UPDATE, June 10, 2015, 9:23 p.m. EDT: Click here to read the "vegan Tesla" vote results. Elizabeth and Mark lost their shareholder proposals to phase out leather from future Tesla car options, but not without some supporters. 

Original story begins here:

After working for months to win six minutes at Tuesday’s Tesla Motors fifth annual shareholder meeting, Elizabeth Farrell Peters and her husband, Mark Peters, asked fellow Tesla Model S owners and company stakeholders to think about whether the electric carmaker should be offering leather as a luxury option. The Peters maintain a vegan household at their Hurst, Texas, home, but their request is more than personal.

“Tesla has two choices,” Elizabeth said during her three-minute pitch supporting a measure that would phase leather out of Tesla’s supply chain. “Tesla can continue to fill cars with skins of sentient beings … while adding a massive amount of greenhouse gas to the air. … Or Tesla can adopt many of the faux leather interiors used by Mercedes-Benz, Lexus, Infiniti and others.”

Leather has long been a part of the luxury car business, and even the companies that offer alternatives have yet considered eliminating the animal-product option. But the couple said that Tesla should raise the bar considering its environmental mission. Shareholders voted on the proposals. Results will be posted within four business days. 

mark peters Mark Peters (pictured) and his wife Elizabeth Farrell Peters, Tesla Model S owners and company shareholders, officially pitched their proposal to get Tesla to stop offering leather interior options. Photo: Screenshot

The couple offered two shareholder proposals: one in which the company would stop offering leather by 2019 and one in which it would offer cruelty-free synthetic alternatives used by other luxury carmakers that generates as much as 65 percent fewer carbon dioxide emissions.

Tesla has recommended shareholders vote against the measures, citing the need to prioritize its objectives. But Tesla CEO Elon Musk hinted Tuesday that the company might consider alternatives.

“Yeah, absolutely,” he said. “We’ll look into it.”

Mark and Elizabeth Peters have plenty of data to back up the implications of leather in the automotive industry and elsewhere. A 2006 report from the U.N. Food and Agricultural Organization estimates livestock farming makes up 18 percent of all greenhouse gas emissions. And the process of leather tanning is a highly toxic process.

Since Tesla’s core mission is to reduce the impact of human-caused global warming, the Peterses say the use of leather is antithetical to the company’s forward-thinking mission. “Frankly, it’s un-Tesla,” to use leather in its cars, Mark said.

Tesla bundles leather armrests and dashboards in a $3,000 option package that includes the power liftgate, interior accent lighting, fog lights and illuminated door handles.
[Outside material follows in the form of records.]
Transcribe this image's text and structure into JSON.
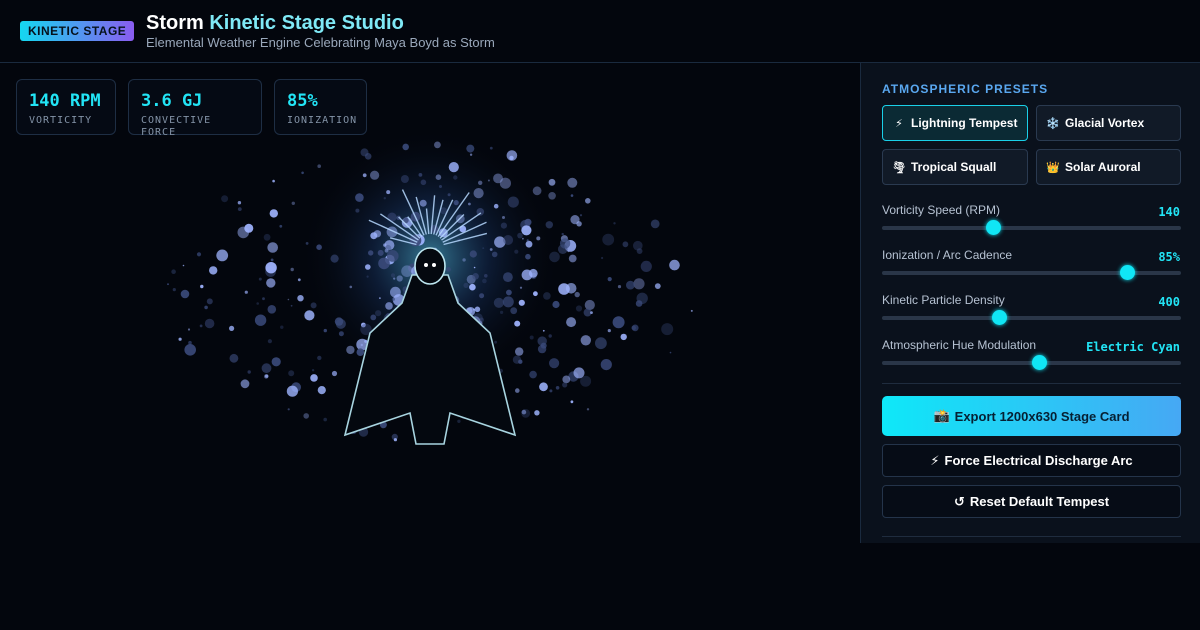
{
  "header": {
    "badge": "KINETIC STAGE",
    "title_part1": "Storm ",
    "title_part2": "Kinetic Stage Studio",
    "subtitle": "Elemental Weather Engine Celebrating Maya Boyd as Storm"
  },
  "stats": [
    {
      "value": "140 RPM",
      "label": "VORTICITY"
    },
    {
      "value": "3.6 GJ",
      "label": "CONVECTIVE FORCE"
    },
    {
      "value": "85%",
      "label": "IONIZATION"
    }
  ],
  "panel": {
    "section_title": "ATMOSPHERIC PRESETS",
    "presets": [
      {
        "icon": "⚡",
        "label": "Lightning Tempest",
        "active": true
      },
      {
        "icon": "❄️",
        "label": "Glacial Vortex",
        "active": false
      },
      {
        "icon": "🌪",
        "label": "Tropical Squall",
        "active": false
      },
      {
        "icon": "👑",
        "label": "Solar Auroral",
        "active": false
      }
    ],
    "sliders": [
      {
        "label": "Vorticity Speed (RPM)",
        "value": "140",
        "fraction": 0.37
      },
      {
        "label": "Ionization / Arc Cadence",
        "value": "85%",
        "fraction": 0.818
      },
      {
        "label": "Kinetic Particle Density",
        "value": "400",
        "fraction": 0.392
      },
      {
        "label": "Atmospheric Hue Modulation",
        "value": "Electric Cyan",
        "fraction": 0.525
      }
    ],
    "export_icon": "📸",
    "export_label": "Export 1200x630 Stage Card",
    "discharge_icon": "⚡",
    "discharge_label": "Force Electrical Discharge Arc",
    "reset_icon": "↺",
    "reset_label": "Reset Default Tempest"
  },
  "colors": {
    "accent": "#22e4f5",
    "particle_light": "#9fb4ff",
    "particle_dark": "#3a4a7a"
  }
}
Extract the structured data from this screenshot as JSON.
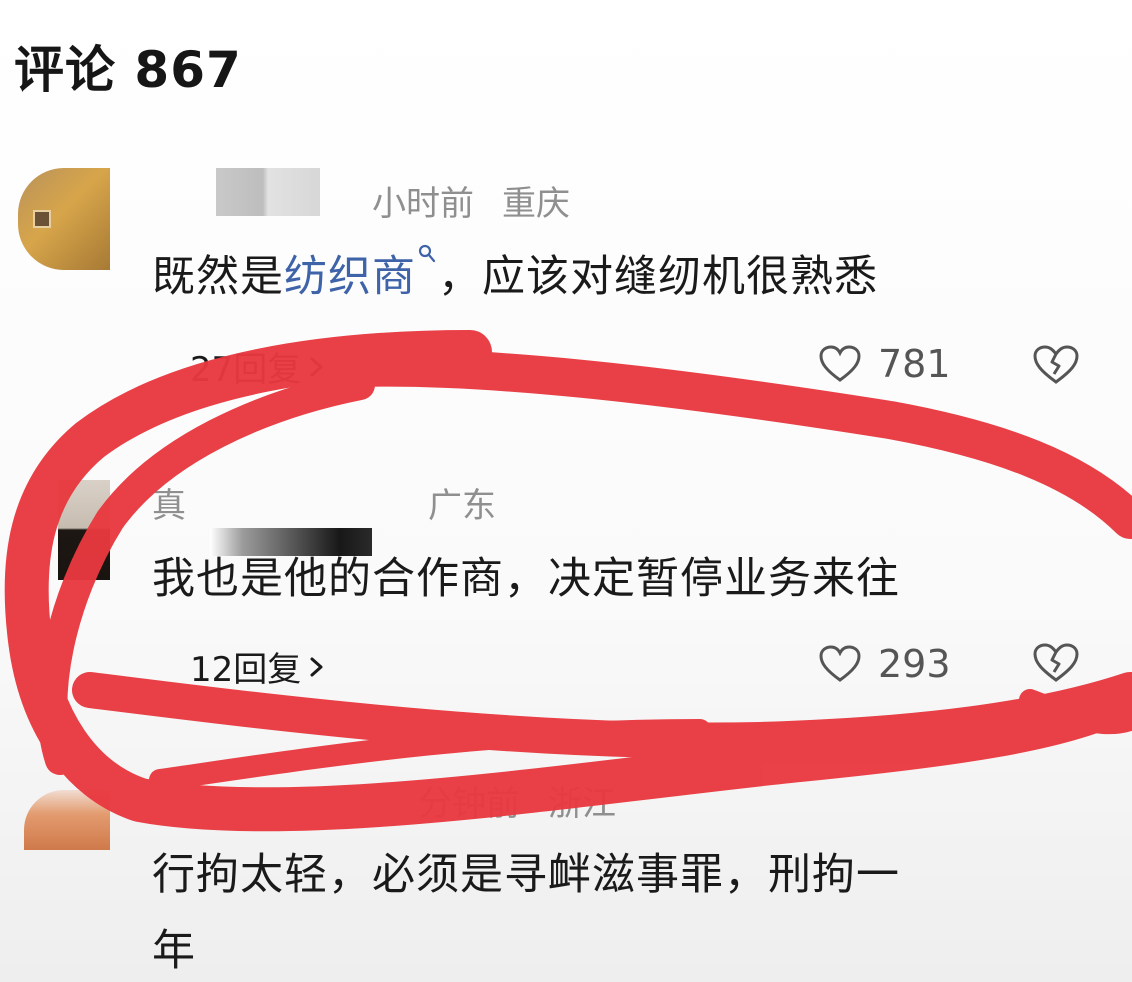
{
  "header": {
    "title": "评论 867"
  },
  "comments": [
    {
      "username": "",
      "meta_time": "小时前",
      "meta_location": "重庆",
      "text_before": "既然是",
      "text_link": "纺织商",
      "text_after": "，应该对缝纫机很熟悉",
      "replies": "27回复",
      "likes": "781"
    },
    {
      "username": "真",
      "meta_time": "",
      "meta_location": "广东",
      "text_before": "我也是他的合作商，决定暂停业务来往",
      "replies": "12回复",
      "likes": "293"
    },
    {
      "username": "",
      "meta_time": "分钟前",
      "meta_location": "浙江",
      "text_line1": "行拘太轻，必须是寻衅滋事罪，刑拘一",
      "text_line2": "年"
    }
  ],
  "icons": {
    "like": "heart-outline-icon",
    "dislike": "broken-heart-icon",
    "chevron": "chevron-right-icon",
    "search": "search-icon"
  },
  "colors": {
    "highlight_ink": "#e8393f",
    "link": "#3f63a8"
  }
}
Customers who want any of those items have to get leather trim. Another $3,000 option provides fancier “executive” rear seating, but only in leather. Stephanie Downs, a member of corporate affairs at the nonprofit animal rights group People for the Ethical Treatment of Animals, stood up during the meeting to back the proposals.

“Regardless of anyone's dietary preference, the production of leather uses massive amounts of toxic substances,” she told the crowd, referring to the other environmental hazard of curing animal skin, the salts, lime sludge, sulfides, acids and arsenic used to preserve the skins.